Tags: Community & relationships Flourish Disability

“The braille on the globe has almost been worn smooth by hundreds of children’s hands touching and ‘reading’ it over all the years ...” – Anna Thurgood.

An ingenious world globe designed for visually impaired children in the 1950s is to be recreated using digital technology. 

The original globe, made of wood and aluminium, with braille letters punched into the aluminium, is the last of its kind. Its design allows children to understand the shapes, sizes and locations of landmasses and oceans. 

The globe was recently on show in State Library of Queensland’s (SLQ) Magnificent Makers exhibition. 

A Queensland Library Foundation crowd-funding initiative, which raised $10,000, has ensured the invention will become available for vision-impaired children of a new generation. 

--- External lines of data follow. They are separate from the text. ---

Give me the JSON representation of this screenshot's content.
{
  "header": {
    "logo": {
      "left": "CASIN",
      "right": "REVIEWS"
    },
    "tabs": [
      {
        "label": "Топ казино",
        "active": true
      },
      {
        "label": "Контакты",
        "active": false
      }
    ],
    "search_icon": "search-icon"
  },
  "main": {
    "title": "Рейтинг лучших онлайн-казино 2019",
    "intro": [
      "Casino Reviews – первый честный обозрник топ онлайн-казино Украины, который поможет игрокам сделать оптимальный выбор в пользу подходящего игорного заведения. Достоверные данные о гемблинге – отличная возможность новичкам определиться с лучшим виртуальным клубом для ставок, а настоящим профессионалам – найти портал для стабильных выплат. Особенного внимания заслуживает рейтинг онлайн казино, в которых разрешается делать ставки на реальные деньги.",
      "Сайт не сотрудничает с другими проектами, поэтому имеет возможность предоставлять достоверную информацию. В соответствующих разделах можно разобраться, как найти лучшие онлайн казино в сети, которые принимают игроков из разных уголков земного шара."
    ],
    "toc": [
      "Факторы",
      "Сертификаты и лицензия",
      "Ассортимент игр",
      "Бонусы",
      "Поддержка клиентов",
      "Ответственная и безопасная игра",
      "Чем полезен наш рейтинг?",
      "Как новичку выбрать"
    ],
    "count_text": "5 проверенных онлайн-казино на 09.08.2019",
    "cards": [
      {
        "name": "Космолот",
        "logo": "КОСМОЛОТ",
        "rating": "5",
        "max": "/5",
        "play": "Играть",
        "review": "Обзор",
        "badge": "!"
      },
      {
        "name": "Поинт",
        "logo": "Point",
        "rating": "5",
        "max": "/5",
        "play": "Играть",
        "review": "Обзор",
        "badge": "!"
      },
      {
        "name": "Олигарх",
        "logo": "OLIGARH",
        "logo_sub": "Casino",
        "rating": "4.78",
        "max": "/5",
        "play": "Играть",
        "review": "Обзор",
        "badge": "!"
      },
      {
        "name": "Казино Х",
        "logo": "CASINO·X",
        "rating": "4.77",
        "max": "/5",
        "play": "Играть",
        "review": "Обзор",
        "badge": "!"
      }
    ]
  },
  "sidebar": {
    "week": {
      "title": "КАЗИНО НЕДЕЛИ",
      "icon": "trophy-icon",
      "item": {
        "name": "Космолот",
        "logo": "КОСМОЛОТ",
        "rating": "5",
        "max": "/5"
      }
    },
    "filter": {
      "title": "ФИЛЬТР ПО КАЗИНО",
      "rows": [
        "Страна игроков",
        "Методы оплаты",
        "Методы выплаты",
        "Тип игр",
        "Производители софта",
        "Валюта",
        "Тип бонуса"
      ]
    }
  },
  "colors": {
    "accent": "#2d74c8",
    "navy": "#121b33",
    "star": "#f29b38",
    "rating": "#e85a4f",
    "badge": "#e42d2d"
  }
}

Richard “Frank” Tunley working on his braille globe

The globe’s inventor, Richard “Frank” Tunley, was known as the “fairy godfather of blind children”. While few people may recognise his name today, the Queensland small business owner, who made window blinds for a living, spent his life working at his true passion: to improve education for the blind and visually impaired. 

From the 1920s Frank was voluntarily involved with a local deaf and blind school, now Narbethong State Special School in Brisbane, and was politically active. He lobbied to make education compulsory for blind and deaf children in Queensland and saw this law passed in 1924. 

Frank also made models, toys and games. These handmade items were used around Australia in the 1960s and, with help from the Queensland Braille Map and Model Club, were sent – free of charge – to schools for the blind all over the world. 

In 1953, Frank was presented a Member of the Most Excellent Order of the British Empire (MBE) for his services to the visually impaired. He continued his important work until his death in 1968, aged 89. 

Anna Thurgood, Engagement Officer with the Queensland Memory Team at SLQ, says the original globe must be protected for future generations, which meant people were not allowed to touch it during the exhibition. 

Map of Australia on the braille globe

“The braille on the globe has almost been worn smooth by hundreds of children’s hands touching and ‘reading’ it over all the years it was used by Narbethong State Special School,” Anna says. 

“Mr Tunley used a numbering system because he realised he wouldn’t be able to fit every country’s’ name on the globe’s exterior,” Anna says. “Each country has a number that corresponds to numbers on a series of ‘index’ boards fitted into slots in the globe’s stand. 

“You find the number and read the country’s name and a short phrase or description of the country.” 

The funds raised will be used to preserve the original globe and create high-resolution 3D scans. Using photogrammetry analysis, where measurements are taken from photographs to record complicated 3D designs, photographs of the globe will be taken from multiple angles to create a precise rendering of the original. 

The recorded measurements can then be entered into a 3D printer, with new versions created from resin or plastic. Learning notes will be able to be shared internationally – carrying on Frank’s mission to make his inventions available for education around the world. 

“Once the globe is 3D printed, we will be able to let people use it once more in the way it was intended,” Anna says. “I’m sure Mr Tunley would be very excited about this innovative use of new technology to carry on his vision for education.” 

Words: Lachean Humphreys